Barely a week after bouncing back from a price plunge following the ban on ICOs, Bitcoin is being battered again with reports that Chinese authorities are planning to close digital currency exchanges in the country.

Chinese business news outlet Caixin reported on Friday that financial regulators have decided to stop cryptocurrency trading on domestic exchanges, although over-the-counter transactions will still be allowed.

Though unconfirmed—the People’s Bank of China has yet to make an announcement—the report has prompted some exchanges to suspend trading, while investors rushed to sell their cryptocurrencies for cash. The price of Bitcoin dropped to $4,100 level on Monday, according to data. Bitcoin Cash, on the other hand, is currently holding at $531, according to

OKCoin, BTC China and Huobi, which are considered to be China’s three biggest exchanges, announced on their websites that they have yet to receive a notice from the regulatory body. However, if the report is true, BTC China said it will stop offering bitcoin to RMB transactions on its platform.

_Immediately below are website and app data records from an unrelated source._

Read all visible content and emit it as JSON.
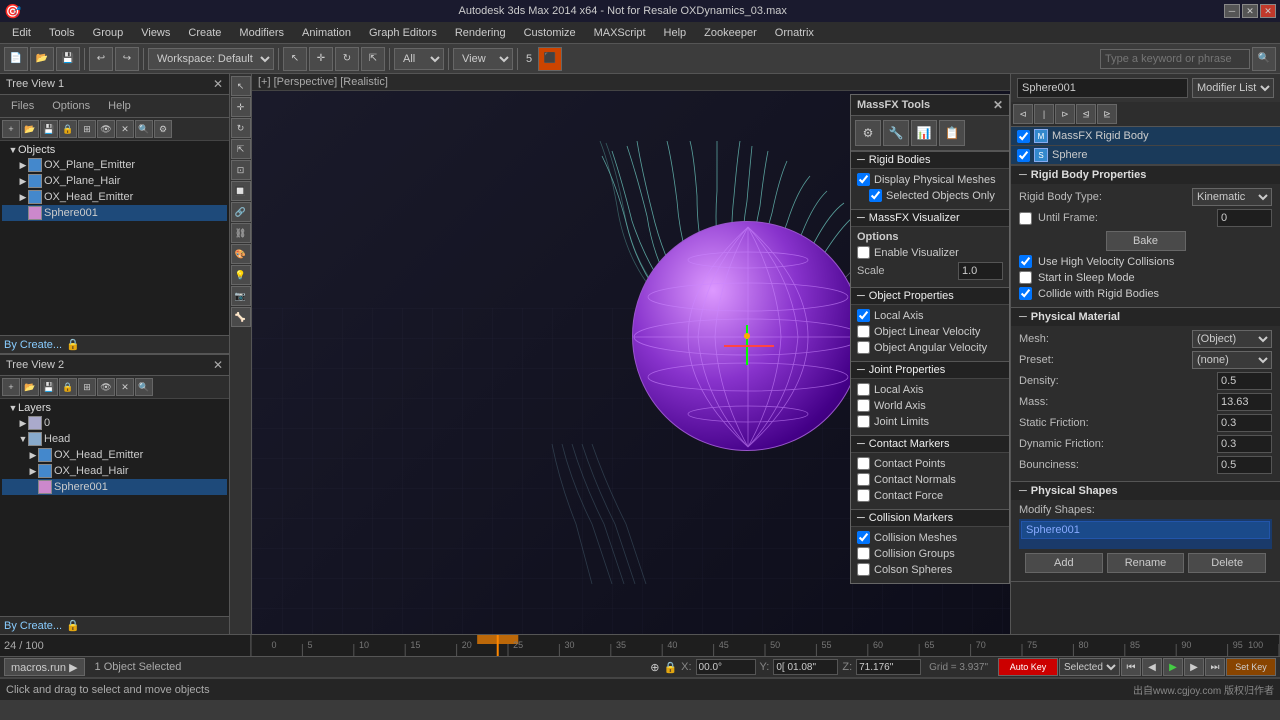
{
  "titlebar": {
    "title": "Autodesk 3ds Max 2014 x64 - Not for Resale  OXDynamics_03.max",
    "search_placeholder": "Type a keyword or phrase",
    "min_label": "─",
    "max_label": "□",
    "close_label": "✕"
  },
  "menubar": {
    "items": [
      "Edit",
      "Tools",
      "Group",
      "Views",
      "Create",
      "Modifiers",
      "Animation",
      "Graph Editors",
      "Rendering",
      "Customize",
      "MAXScript",
      "Help",
      "Zookeeper",
      "Ornatrix"
    ]
  },
  "toolbar": {
    "workspace_label": "Workspace: Default",
    "select_label": "All",
    "view_label": "View"
  },
  "left_panel": {
    "tree1_title": "Tree View 1",
    "tree2_title": "Tree View 2",
    "tabs": [
      "Files",
      "Options",
      "Help"
    ],
    "tree1_items": [
      {
        "label": "Objects",
        "level": 0,
        "type": "folder",
        "expanded": true
      },
      {
        "label": "OX_Plane_Emitter",
        "level": 1,
        "type": "blue"
      },
      {
        "label": "OX_Plane_Hair",
        "level": 1,
        "type": "blue"
      },
      {
        "label": "OX_Head_Emitter",
        "level": 1,
        "type": "blue"
      },
      {
        "label": "Sphere001",
        "level": 1,
        "type": "pink",
        "selected": true
      }
    ],
    "tree2_items": [
      {
        "label": "Layers",
        "level": 0,
        "type": "folder",
        "expanded": true
      },
      {
        "label": "0",
        "level": 1,
        "type": "layer"
      },
      {
        "label": "Head",
        "level": 1,
        "type": "folder",
        "expanded": true
      },
      {
        "label": "OX_Head_Emitter",
        "level": 2,
        "type": "blue"
      },
      {
        "label": "OX_Head_Hair",
        "level": 2,
        "type": "blue"
      },
      {
        "label": "Sphere001",
        "level": 2,
        "type": "pink",
        "selected": true
      }
    ],
    "by_create_label": "By Create...",
    "by_create2_label": "By Create..."
  },
  "viewport": {
    "label": "[+] [Perspective] [Realistic]"
  },
  "massfx": {
    "title": "MassFX Tools",
    "sections": {
      "rigid_bodies": {
        "title": "Rigid Bodies",
        "display_physical_meshes": {
          "label": "Display Physical Meshes",
          "checked": true
        },
        "selected_objects_only": {
          "label": "Selected Objects Only",
          "checked": true
        }
      },
      "visualizer": {
        "title": "MassFX Visualizer",
        "options_label": "Options",
        "enable_visualizer": {
          "label": "Enable Visualizer",
          "checked": false
        },
        "scale": {
          "label": "Scale",
          "value": "1.0"
        }
      },
      "object_properties": {
        "title": "Object Properties",
        "local_axis": {
          "label": "Local Axis",
          "checked": true
        },
        "object_linear_velocity": {
          "label": "Object Linear Velocity",
          "checked": false
        },
        "object_angular_velocity": {
          "label": "Object Angular Velocity",
          "checked": false
        }
      },
      "joint_properties": {
        "title": "Joint Properties",
        "local_axis": {
          "label": "Local Axis",
          "checked": false
        },
        "world_axis": {
          "label": "World Axis",
          "checked": false
        },
        "joint_limits": {
          "label": "Joint Limits",
          "checked": false
        }
      },
      "contact_markers": {
        "title": "Contact Markers",
        "contact_points": {
          "label": "Contact Points",
          "checked": false
        },
        "contact_normals": {
          "label": "Contact Normals",
          "checked": false
        },
        "contact_force": {
          "label": "Contact Force",
          "checked": false
        }
      },
      "collision_markers": {
        "title": "Collision Markers",
        "collision_meshes": {
          "label": "Collision Meshes",
          "checked": true
        },
        "collision_groups": {
          "label": "Collision Groups",
          "checked": false
        },
        "collision_spheres": {
          "label": "Colson Spheres",
          "checked": false
        }
      }
    }
  },
  "right_panel": {
    "object_name": "Sphere001",
    "modifier_list_label": "Modifier List",
    "modifier_entries": [
      {
        "name": "MassFX Rigid Body",
        "icon": "M"
      },
      {
        "name": "Sphere",
        "icon": "S"
      }
    ],
    "rigid_body_props": {
      "title": "Rigid Body Properties",
      "body_type_label": "Rigid Body Type:",
      "body_type_value": "Kinematic",
      "until_frame_label": "Until Frame:",
      "until_frame_value": "0",
      "bake_label": "Bake",
      "use_high_velocity": {
        "label": "Use High Velocity Collisions",
        "checked": true
      },
      "start_sleep_mode": {
        "label": "Start in Sleep Mode",
        "checked": false
      },
      "collide_rigid_bodies": {
        "label": "Collide with Rigid Bodies",
        "checked": true
      }
    },
    "physical_material": {
      "title": "Physical Material",
      "mesh_label": "Mesh:",
      "mesh_value": "(Object)",
      "preset_label": "Preset:",
      "preset_value": "(none)",
      "density_label": "Density:",
      "density_value": "0.5",
      "mass_label": "Mass:",
      "mass_value": "13.63",
      "static_friction_label": "Static Friction:",
      "static_friction_value": "0.3",
      "dynamic_friction_label": "Dynamic Friction:",
      "dynamic_friction_value": "0.3",
      "bounciness_label": "Bounciness:",
      "bounciness_value": "0.5"
    },
    "physical_shapes": {
      "title": "Physical Shapes",
      "modify_shapes_label": "Modify Shapes:",
      "shape_item": "Sphere001",
      "add_label": "Add",
      "rename_label": "Rename",
      "delete_label": "Delete"
    }
  },
  "timeline": {
    "current_frame": "24",
    "total_frames": "100",
    "ticks": [
      "0",
      "5",
      "10",
      "15",
      "20",
      "25",
      "30",
      "35",
      "40",
      "45",
      "50",
      "55",
      "60",
      "65",
      "70",
      "75",
      "80",
      "85",
      "90",
      "95",
      "100"
    ]
  },
  "statusbar": {
    "objects_selected": "1 Object Selected",
    "instruction": "Click and drag to select and move objects",
    "x_coord": "00.0°",
    "y_coord": "0[ 01.08\"",
    "z_coord": "71.176\"",
    "grid": "Grid = 3.937\"",
    "autokey_label": "Auto Key",
    "selected_label": "Selected",
    "watermark": "出自www.cgjoy.com 版权归作者"
  },
  "icons": {
    "arrow_right": "▶",
    "arrow_down": "▼",
    "minus": "─",
    "close": "✕",
    "check": "✓",
    "folder": "📁",
    "plus": "+",
    "gear": "⚙",
    "lock": "🔒",
    "play": "▶",
    "pause": "⏸",
    "stop": "⏹",
    "step_forward": "⏭",
    "step_back": "⏮",
    "key": "🔑"
  },
  "colors": {
    "accent_blue": "#1e4a7a",
    "accent_orange": "#ff8800",
    "selected_blue": "#1a4a8a",
    "header_bg": "#252525",
    "panel_bg": "#2d2d2d",
    "input_bg": "#1e1e1e"
  }
}
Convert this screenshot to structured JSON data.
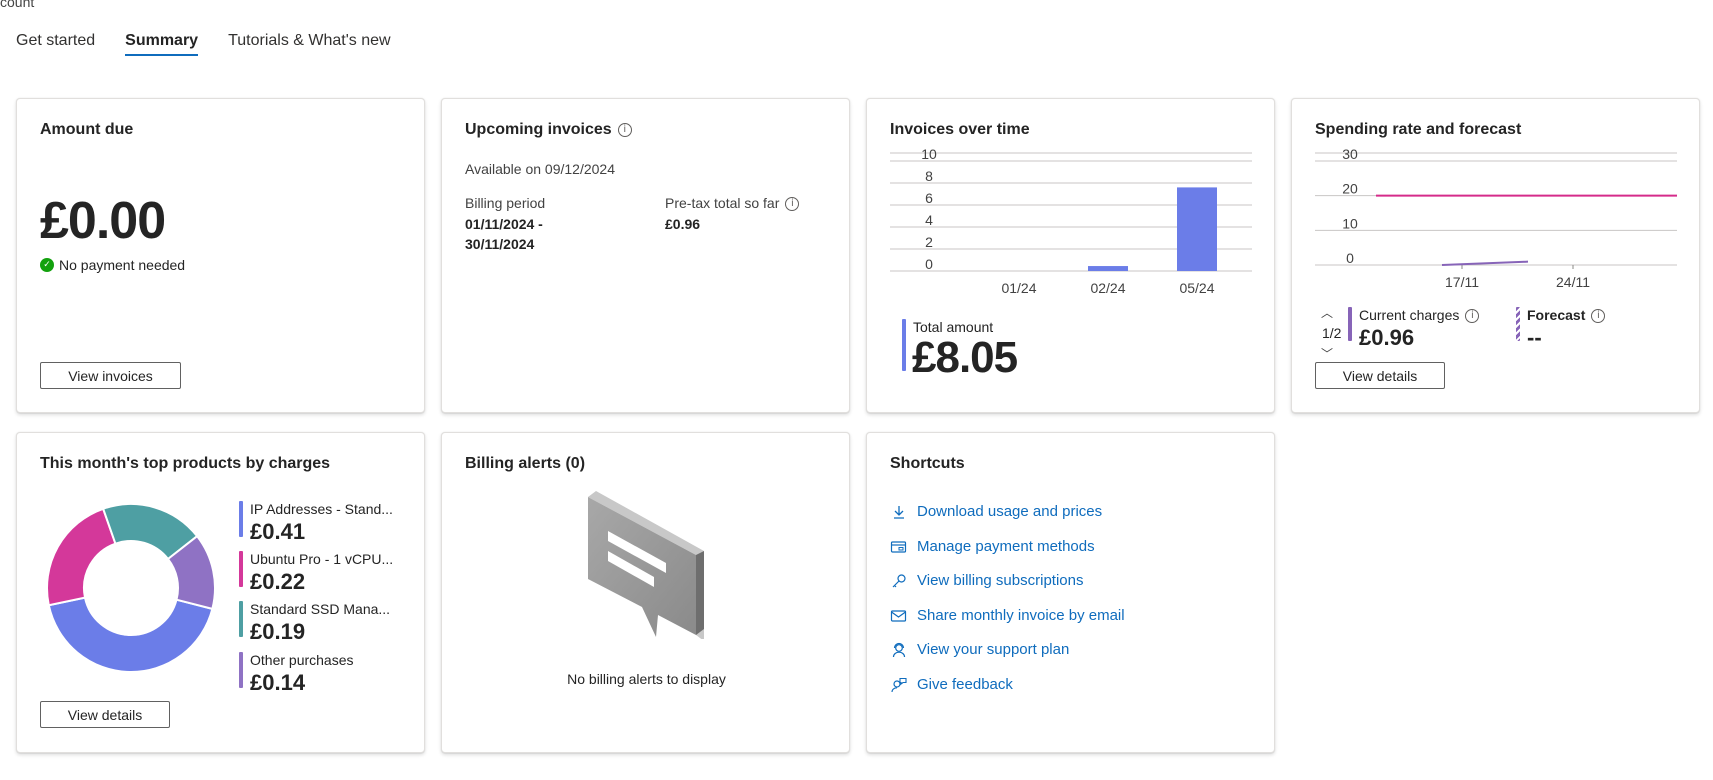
{
  "breadcrumb": "count",
  "tabs": [
    {
      "label": "Get started"
    },
    {
      "label": "Summary"
    },
    {
      "label": "Tutorials & What's new"
    }
  ],
  "amount_due": {
    "title": "Amount due",
    "amount": "£0.00",
    "status": "No payment needed",
    "button": "View invoices"
  },
  "upcoming": {
    "title": "Upcoming invoices",
    "available": "Available on 09/12/2024",
    "billing_period_label": "Billing period",
    "billing_period_line1": "01/11/2024 -",
    "billing_period_line2": "30/11/2024",
    "pretax_label": "Pre-tax total so far",
    "pretax_value": "£0.96"
  },
  "invoices_over_time": {
    "title": "Invoices over time",
    "total_label": "Total amount",
    "total_value": "£8.05",
    "colors": {
      "bar": "#6b7de8"
    }
  },
  "spending": {
    "title": "Spending rate and forecast",
    "pager": "1/2",
    "current_label": "Current charges",
    "current_value": "£0.96",
    "forecast_label": "Forecast",
    "forecast_value": "--",
    "button": "View details",
    "colors": {
      "budget_line": "#d52b8a",
      "current": "#8764b8"
    }
  },
  "top_products": {
    "title": "This month's top products by charges",
    "button": "View details",
    "items": [
      {
        "name": "IP Addresses - Stand...",
        "value": "£0.41",
        "color": "#6b7de8"
      },
      {
        "name": "Ubuntu Pro - 1 vCPU...",
        "value": "£0.22",
        "color": "#d4389a"
      },
      {
        "name": "Standard SSD Mana...",
        "value": "£0.19",
        "color": "#4e9fa3"
      },
      {
        "name": "Other purchases",
        "value": "£0.14",
        "color": "#8f72c4"
      }
    ]
  },
  "billing_alerts": {
    "title": "Billing alerts (0)",
    "empty": "No billing alerts to display"
  },
  "shortcuts": {
    "title": "Shortcuts",
    "items": [
      {
        "label": "Download usage and prices",
        "icon": "download-icon"
      },
      {
        "label": "Manage payment methods",
        "icon": "payment-card-icon"
      },
      {
        "label": "View billing subscriptions",
        "icon": "key-icon"
      },
      {
        "label": "Share monthly invoice by email",
        "icon": "mail-icon"
      },
      {
        "label": "View your support plan",
        "icon": "support-person-icon"
      },
      {
        "label": "Give feedback",
        "icon": "feedback-person-icon"
      }
    ]
  },
  "chart_data": [
    {
      "type": "bar",
      "title": "Invoices over time",
      "categories": [
        "01/24",
        "02/24",
        "05/24"
      ],
      "values": [
        0,
        0.45,
        7.6
      ],
      "yticks": [
        0,
        2,
        4,
        6,
        8,
        10
      ],
      "ylim": [
        0,
        10
      ]
    },
    {
      "type": "line",
      "title": "Spending rate and forecast",
      "xticks": [
        "17/11",
        "24/11"
      ],
      "yticks": [
        0,
        10,
        20,
        30
      ],
      "ylim": [
        0,
        30
      ],
      "series": [
        {
          "values": [
            20,
            20
          ]
        },
        {
          "name": "Current charges",
          "values": [
            0,
            0.96
          ]
        }
      ]
    },
    {
      "type": "pie",
      "title": "This month's top products by charges",
      "categories": [
        "IP Addresses - Stand...",
        "Ubuntu Pro - 1 vCPU...",
        "Standard SSD Mana...",
        "Other purchases"
      ],
      "values": [
        0.41,
        0.22,
        0.19,
        0.14
      ]
    }
  ]
}
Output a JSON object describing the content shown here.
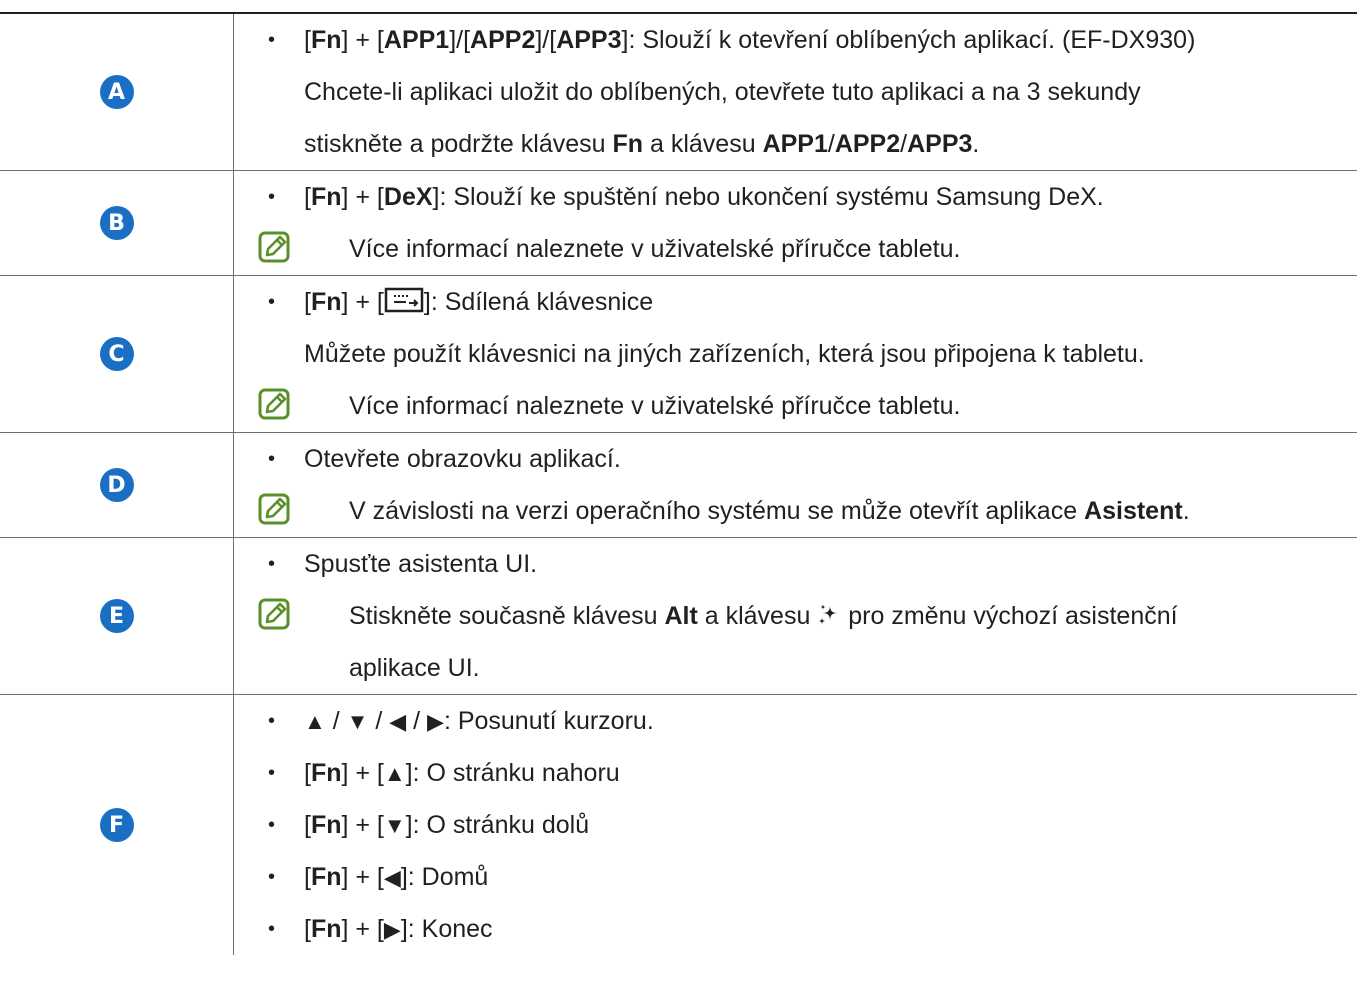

“Bit Coin China, as a Chinese enterprise, to comply with the local regulatory policy is the basic principles of business operations. If the report is true, we will firmly support the regulatory policy… and resolutely protect the customer’s asset security,” BTC China said.

The news of a possible exchange ban comes as China attempts to minimize financial risks ahead of a key Community Part leadership reshuffle in October. The order is in line with Beijing’s efforts to eliminate money laundering and choke off capital outflows. In February, major digital currency exchanges in China stopped Bitcoin withdrawals on their respective platforms while they improve their anti-money laundering capabilities to prevent “illegal transactions” as part of the requirements set by the Chinese central bank.

The exchange ban, however, is unlikely to have lasting impact on the global price of cryptocurrencies, according to Jon Holmquist, marketing manager of bitFlyer USA.

“While it may appear to be negative news, I think that Bitcoin has expanded far beyond a single country at this point,” Holmquist said. “I think that ultimately a single country’s decisions for or against Bitcoin won’t ultimately affect the price in the long term.”